JDBC is part of the Java SE specification. In this simple demo video by Rudy De Busscher, learn how to define the data source within the JDBC framework in under 8 minutes.
The Apache Maven Cargo Plugin allows you to deploy your application to a Payara Server, running locally or remotely. Using Maven as a build tool is an easy way to immediately deploy the application during the build to a test or production server.
We have created a custom version of the Cargo Plugin which also supports the Deployment Group feature of the Payara Server.
The March Payara Platform Enterprise Edition release (request here) includes 3 bug fixes, 4 improvements, and 7 additional MicroProfile Config Sources. You can see a more detailed overview of the fixes, improvements, and new features included in Payara Platform Enterprise Edition 5.26.0 in the Release Notes here.
Configuration of applications should not be done within the application itself, but externally. We’ve expanded the sources from where the configuration values could be read to support third-party configuration services and cloud providers in the March Payara Enterprise release:
In our February Monthly Catch, we’ve rounded up a wide range of the most useful learning materials, community news pieces, videos and podcasts from the world of Java, Jakarta EE and MicroProfile - and of course provided updates from Team Payara!
As we progress into the year, the new releases of Jakarta EE - including the breaking namespace change - and MicroProfile are becoming more embedded and discussed. For example, it was great to see Dalia Shea from JetBrains discuss using the new “jakarta” namespace, and Michael Redlich at InfoQ summarizing the JakartaOne conference where Jakarta EE 9 was officially announced.
We’re also seeing a lot of looking round the corner to what’s next for our community: to JDK 17, as well as the innovations coming through Project Loom and Project Panama.
It also seems to be unofficial survey season! We’ve launched our own, Omnifaces have published its survey’s fascinating results looking into JakartaEE and MicroProfile, and you still have time to answer questions forthe Snyk and Azul survey that came out this month. It’s exciting to see so many opportunities for people to feedback, drive and shape the future of Enterprise Java and its associated technologies.
We’ve recently formalized our GitHub Policy for how we handle user requests for bug fixes and enhancements to ensure defects and bugs in the Payara Platform are discovered and addressed as soon as possible, and to give the community an opportunity to help decide which new features and product enhancements go into development.
Below is a summary of the policy and how to get your questions answered, submit a bug report, or request an enhancement. You can read the complete Payara GitHub Policy here.
Payara Cloud Experiment Lab Report

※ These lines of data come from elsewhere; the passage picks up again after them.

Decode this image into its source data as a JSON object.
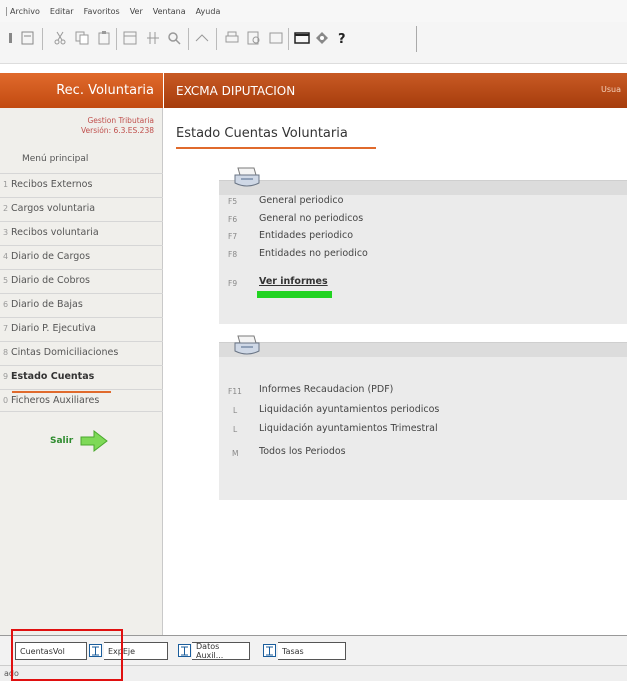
{
  "menubar": [
    "Archivo",
    "Editar",
    "Favoritos",
    "Ver",
    "Ventana",
    "Ayuda"
  ],
  "left_panel": {
    "title": "Rec. Voluntaria",
    "app_name": "Gestion Tributaria",
    "version": "Versión: 6.3.ES.238",
    "menu_title": "Menú principal",
    "items": [
      {
        "num": "1",
        "label": "Recibos Externos"
      },
      {
        "num": "2",
        "label": "Cargos voluntaria"
      },
      {
        "num": "3",
        "label": "Recibos voluntaria"
      },
      {
        "num": "4",
        "label": "Diario de Cargos"
      },
      {
        "num": "5",
        "label": "Diario de Cobros"
      },
      {
        "num": "6",
        "label": "Diario de Bajas"
      },
      {
        "num": "7",
        "label": "Diario P. Ejecutiva"
      },
      {
        "num": "8",
        "label": "Cintas Domiciliaciones"
      },
      {
        "num": "9",
        "label": "Estado Cuentas"
      },
      {
        "num": "0",
        "label": "Ficheros Auxiliares"
      }
    ],
    "active_item": "Estado Cuentas",
    "exit_label": "Salir"
  },
  "main": {
    "header": "EXCMA DIPUTACION",
    "user_label": "Usua",
    "page_title": "Estado Cuentas Voluntaria",
    "group1": [
      {
        "key": "F5",
        "label": "General periodico"
      },
      {
        "key": "F6",
        "label": "General no periodicos"
      },
      {
        "key": "F7",
        "label": "Entidades periodico"
      },
      {
        "key": "F8",
        "label": "Entidades no periodico"
      },
      {
        "key": "F9",
        "label": "Ver informes"
      }
    ],
    "group2": [
      {
        "key": "F11",
        "label": "Informes Recaudacion (PDF)"
      },
      {
        "key": "L",
        "label": "Liquidación ayuntamientos periodicos"
      },
      {
        "key": "L",
        "label": "Liquidación ayuntamientos Trimestral"
      },
      {
        "key": "M",
        "label": "Todos los Periodos"
      }
    ]
  },
  "tabs": [
    "CuentasVol",
    "ExpEje",
    "Datos Auxil...",
    "Tasas"
  ],
  "status": "ado"
}
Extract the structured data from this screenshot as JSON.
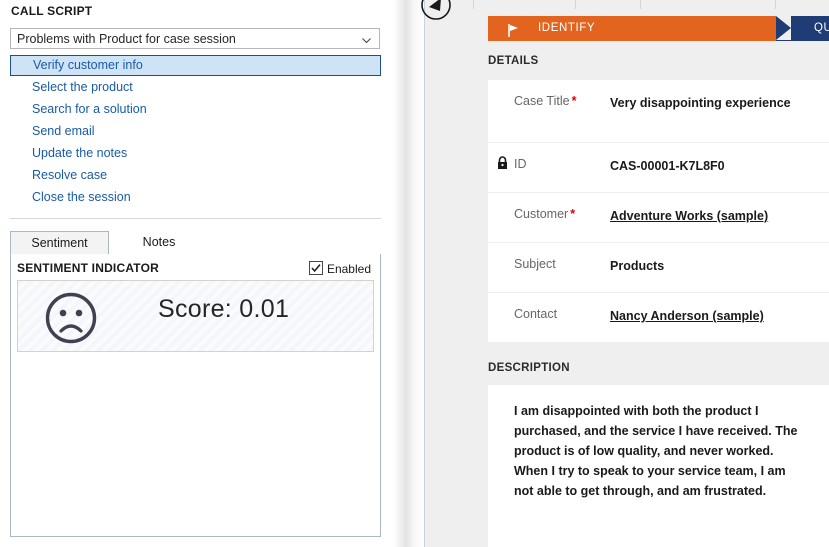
{
  "call_script": {
    "heading": "CALL SCRIPT",
    "selected_script": "Problems with Product for case session",
    "chevron_icon": "chevron-down-icon",
    "steps": [
      {
        "label": "Verify customer info",
        "selected": true
      },
      {
        "label": "Select the product",
        "selected": false
      },
      {
        "label": "Search for a solution",
        "selected": false
      },
      {
        "label": "Send email",
        "selected": false
      },
      {
        "label": "Update the notes",
        "selected": false
      },
      {
        "label": "Resolve case",
        "selected": false
      },
      {
        "label": "Close the session",
        "selected": false
      }
    ]
  },
  "tabs": {
    "items": [
      {
        "label": "Sentiment",
        "active": true
      },
      {
        "label": "Notes",
        "active": false
      }
    ]
  },
  "sentiment": {
    "heading": "SENTIMENT INDICATOR",
    "enabled_label": "Enabled",
    "enabled_checked": true,
    "face_icon": "sad-face-icon",
    "score_text": "Score: 0.01",
    "score_value": 0.01
  },
  "right": {
    "refresh_icon": "refresh-back-icon",
    "flow": {
      "flag_icon": "flag-icon",
      "stages": [
        {
          "label": "IDENTIFY",
          "color": "#E2641F",
          "active": true
        },
        {
          "label": "QUALIFY",
          "color": "#1F3C74",
          "active": false
        }
      ]
    },
    "details": {
      "heading": "DETAILS",
      "fields": [
        {
          "label": "Case Title",
          "required": true,
          "locked": false,
          "value": "Very disappointing experience",
          "link": false
        },
        {
          "label": "ID",
          "required": false,
          "locked": true,
          "lock_icon": "lock-icon",
          "value": "CAS-00001-K7L8F0",
          "link": false
        },
        {
          "label": "Customer",
          "required": true,
          "locked": false,
          "value": "Adventure Works (sample)",
          "link": true
        },
        {
          "label": "Subject",
          "required": false,
          "locked": false,
          "value": "Products",
          "link": false
        },
        {
          "label": "Contact",
          "required": false,
          "locked": false,
          "value": "Nancy Anderson (sample)",
          "link": true
        }
      ]
    },
    "description": {
      "heading": "DESCRIPTION",
      "text": "I am disappointed with both the product I purchased, and the service I have received. The product is of low quality, and never worked. When I try to speak to your service team, I am not able to get through, and am frustrated."
    }
  },
  "colors": {
    "accent_orange": "#E2641F",
    "accent_navy": "#1F3C74",
    "link_blue": "#1A5BA6",
    "required_red": "#E00000",
    "panel_gray": "#EFEFEF"
  }
}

Before the Payara Cloud Closed Beta testing began we tried an experiment to see if Payara Cloud is as easy to use as we say it is by having a member of the marketing team (me!) test the product. I’ve been a copywriter/content writer specializing in technology topics for over 18 years, so while I can’t claim to be a stranger to the tech industry, my knowledge is more focused around the benefits of using certain types of technology rather than the inner details of how it works. The idea of our little "science experiment" was if I could successfully deploy an application without any previous knowledge, then surely more experienced tech teams would find it even easier to use.